CPR certification is typically required for individuals in various non-healthcare professions, such as teachers, childcare providers, and lifeguards. It is also recommended for anyone interested in being prepared to respond to cardiac emergencies in everyday life.


What is BLS Certification?

Basic Life Support (BLS) certification is a more advanced training program than CPR certification. BLS is primarily designed for healthcare professionals, including doctors, nurses, paramedics, and first responders. BLS focuses on a higher level of care and provides training on responding to cardiac and respiratory emergencies in both adult and pediatric patients. BLS courses cover the following topics:

  1. CPR for Healthcare Providers: Detailed training in chest compressions, rescue breaths, and advanced airway management techniques.
  2. Team Dynamics: Emphasizing effective communication and coordination within a healthcare team during resuscitation efforts.
  3. Use of Bag-Valve-Mask (BVM) Devices: Instruction on how to provide assisted ventilation using a BVM device.
  4. Pediatric BLS: Specialized training for healthcare providers on performing CPR and resuscitation on infants and children.
  5. Automated External Defibrillator (AED) Use: Refining AED operation skills for healthcare settings.


Importance of CPR and BLS Certification

Both CPR and E-learning Basic Life Support certification play a vital role in improving survival rates during cardiac and respiratory emergencies. CPR certification equips individuals with essential life-saving skills that is used in everyday situations, while BLS certification is critical for healthcare professionals to provide advanced care. Here's why they are essential:

  • Increased Survival Rates: Prompt and effective CPR and BLS double or triple the chances of survival for cardiac arrest victims.
  • Immediate Response: Certified individuals responds quickly in emergencies, reducing the time between the onset of an incident and the administration of life-saving care.
  • Professional Competence: Healthcare providers with BLS certification are better prepared to handle complex resuscitation scenarios in clinical settings.
  • Legal and Ethical Responsibility: Having CPR and BLS certification demonstrates a commitment to the well-being of others and fulfills legal and ethical obligations to provide assistance during emergencies.


To perform CPR or BLS safely and efficiently, it is important to take classes to get a certification. Therefore, a CPR certification will be an excellent first step to getting your Basic Life Support certification. A BLS certification includes CPR training, but it is more difficult and intensive.

What is the Difference Between BLS and BCLS Certification?

Essentially, both BLS and BCLS certifications cover the same fundamental life-saving skills. The only variation lies in the terminology, which differs depending on the training provider. At CPR Select, the BLS certification is tailored for healthcare providers, while the BCLS certification course is aimed at non-healthcare individuals. Despite the title discrepancy, both courses offer training in high-quality CPR techniques, AED usage, and the provision of aid for choking incidents. So, whether it's labeled as BLS or BCLS, the core curriculum remains consistent, with the distinction primarily reflecting the intended audience rather than the content itself.
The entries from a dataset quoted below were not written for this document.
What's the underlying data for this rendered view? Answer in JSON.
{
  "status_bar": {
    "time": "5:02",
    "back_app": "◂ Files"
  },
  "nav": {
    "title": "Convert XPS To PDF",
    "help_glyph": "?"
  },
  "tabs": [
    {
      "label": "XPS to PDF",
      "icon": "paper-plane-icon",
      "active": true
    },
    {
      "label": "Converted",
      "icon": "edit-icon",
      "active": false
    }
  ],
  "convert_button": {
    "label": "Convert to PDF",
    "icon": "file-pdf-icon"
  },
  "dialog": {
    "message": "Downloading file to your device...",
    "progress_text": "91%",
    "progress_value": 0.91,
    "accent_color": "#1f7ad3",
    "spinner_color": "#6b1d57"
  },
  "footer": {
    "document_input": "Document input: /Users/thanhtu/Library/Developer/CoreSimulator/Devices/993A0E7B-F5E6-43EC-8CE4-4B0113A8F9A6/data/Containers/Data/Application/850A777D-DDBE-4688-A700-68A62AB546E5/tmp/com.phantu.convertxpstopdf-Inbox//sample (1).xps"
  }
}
The courses cater to individuals in various settings, ranging from the healthcare field to non-healthcare professions.

Get Certified Now

Despite the differences, CPR and BLS are both valuable skills to learn. However, not many of us have time to attend classes. Online CPR certification and online BLS certification are great alternatives for those who lead busy lifestyles.

Online CPR certification will allow you to learn life saving techniques at your own pace and at the location of your choice. Because the material is online, it is reviewed as needed. It is a great way to learn these valuable skills while working around your hectic schedule.

Find the coupon code for CPR Select on our coupon page, which is regularly updated for the best value. Our course is more advantageous than other online certification providers, such as CPR Heart Center, National CPR Foundation, and American AED CPR Association.